Songs of love and unrequited love, betrayal and familial treachery abound in traditional music. Liam does them superbly. Set to a lovely air, "Blackwater Side" is common throughout Ireland, one theory places its origin in County Wexford, where there really is a River Blackwater. Also here are the popular "Lang A-Growing," first printed in 1792 in Johnson's "Scots Musical Museum," and the chilling "Downie Dens of Yarrow," Child Ballad No. 214. The Gaelic language is known for its poetry. Liam conveys a sense of that beauty in the hauntingly tragic "Anach Cuain" and delivers the music of the language itself in "Buachaill on Eirne," a courting song involving a rather boastful swain who signs his offer with a final warning: Maids, when you're young, never marry an old man.
Ireland's history is heard in her music, and there's irony indeed in the fact that much of her poetry and music have grown from oppression and wars. Here, examples of that uneasy marriage include "In Bodentown's Churchyard," a lament for Wolfe Tone (the Father of Irish Nationalism and leader of the 1798 Uprising), the 18th Century Irish Gaelic poem "The Convict of Clonmel" and the stirring "The Foggy Dew," a call to arms around the Easter Uprising of 1916, written by the Rev. P. O'Neill and set to the old Irish love song of the same name. Two of the best-known, best-loved songs on this album are also rebel ballads: Dominic Behan's "The Patriot Game" and Brendan Behan's "Royal Canal." Rebellious in another way is the satiric "The Sash My Father Wore," a delightfully wicked take on the House of Windsor.
Finally, Liam would probably have been ousted from the Clancy clan if he hadn't put a few of those signature paeans to drinking ("All For Me Grog"), courting ("The Nightingale," "Navvy Boots," "Home, Boys, Home," "The Beggarman") and all-around good times ("Galway Races") on this album.
In the years since these songs were recorded, Liam Clancy has appeared on stage, had an award-winning series on Canadian television, performed on scores of records, at hundreds of concerts — most recently in the trio Clancy, O'Connell and Clancy with his youngest son Donal and nephew Robbie O'Connell.

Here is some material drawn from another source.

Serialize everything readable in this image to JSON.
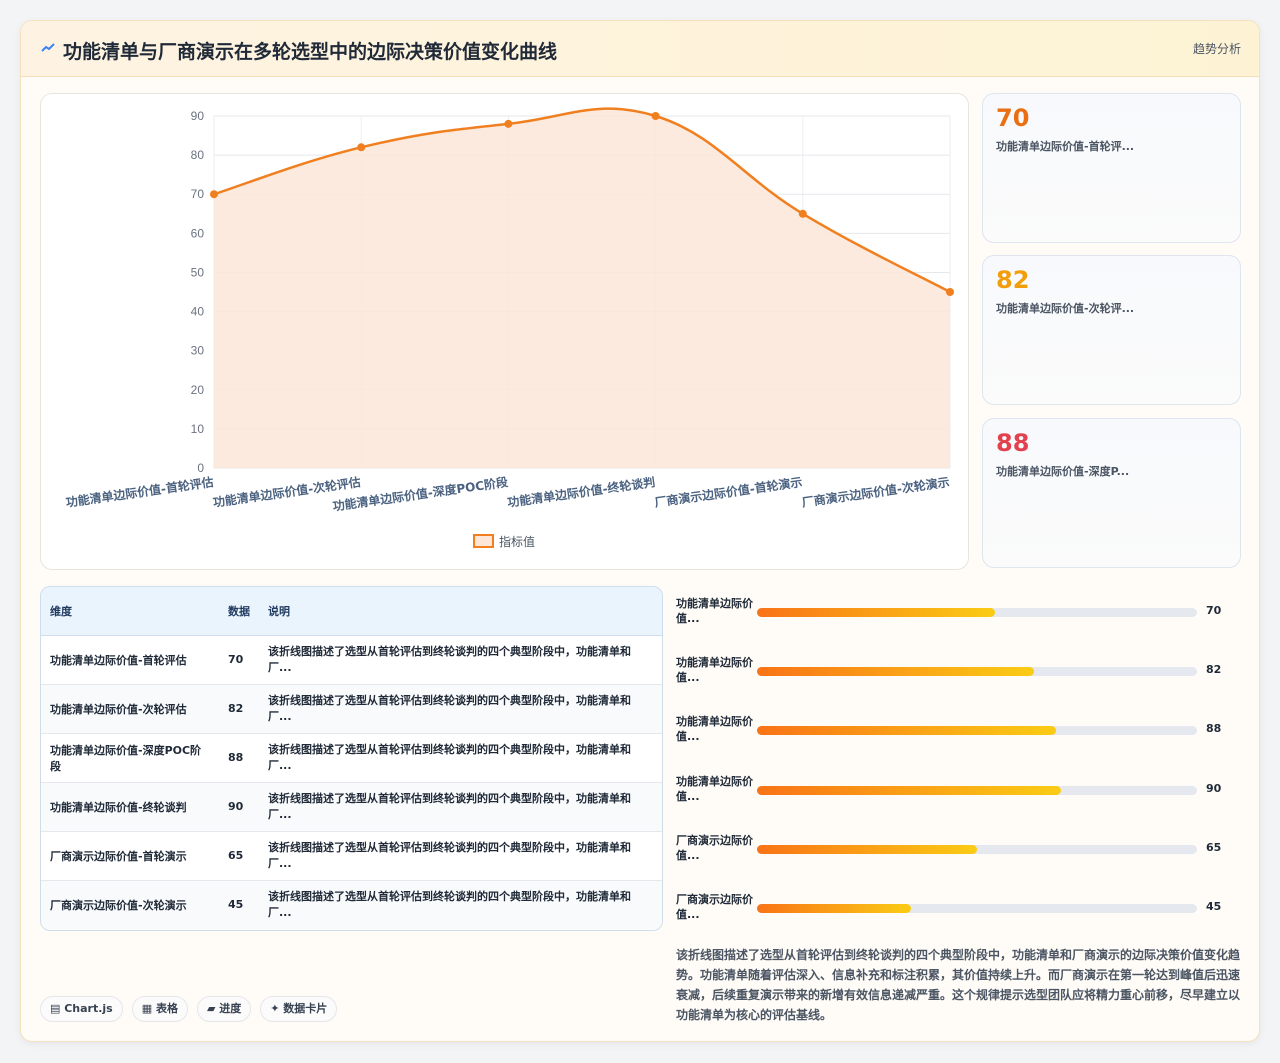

And, as he always has, he continues to reinvent the old songs and make way for the new. We're very fortunate to have this Irish troubadour and welcome a new compilation, which has captured a bit of the magic of Liam Clancy for all time.
Marsha Sculatti, 1998
A fan of Irish traditional music since she first heard The Clancy Brothers and Tommy Makem in the early 60's, Marsha Sculatti has worked with Celts as diverse as the Undertones, Andy Irvine and Kevin Burke and has mastered the phrase "Shut the door" in Irish Gaelic.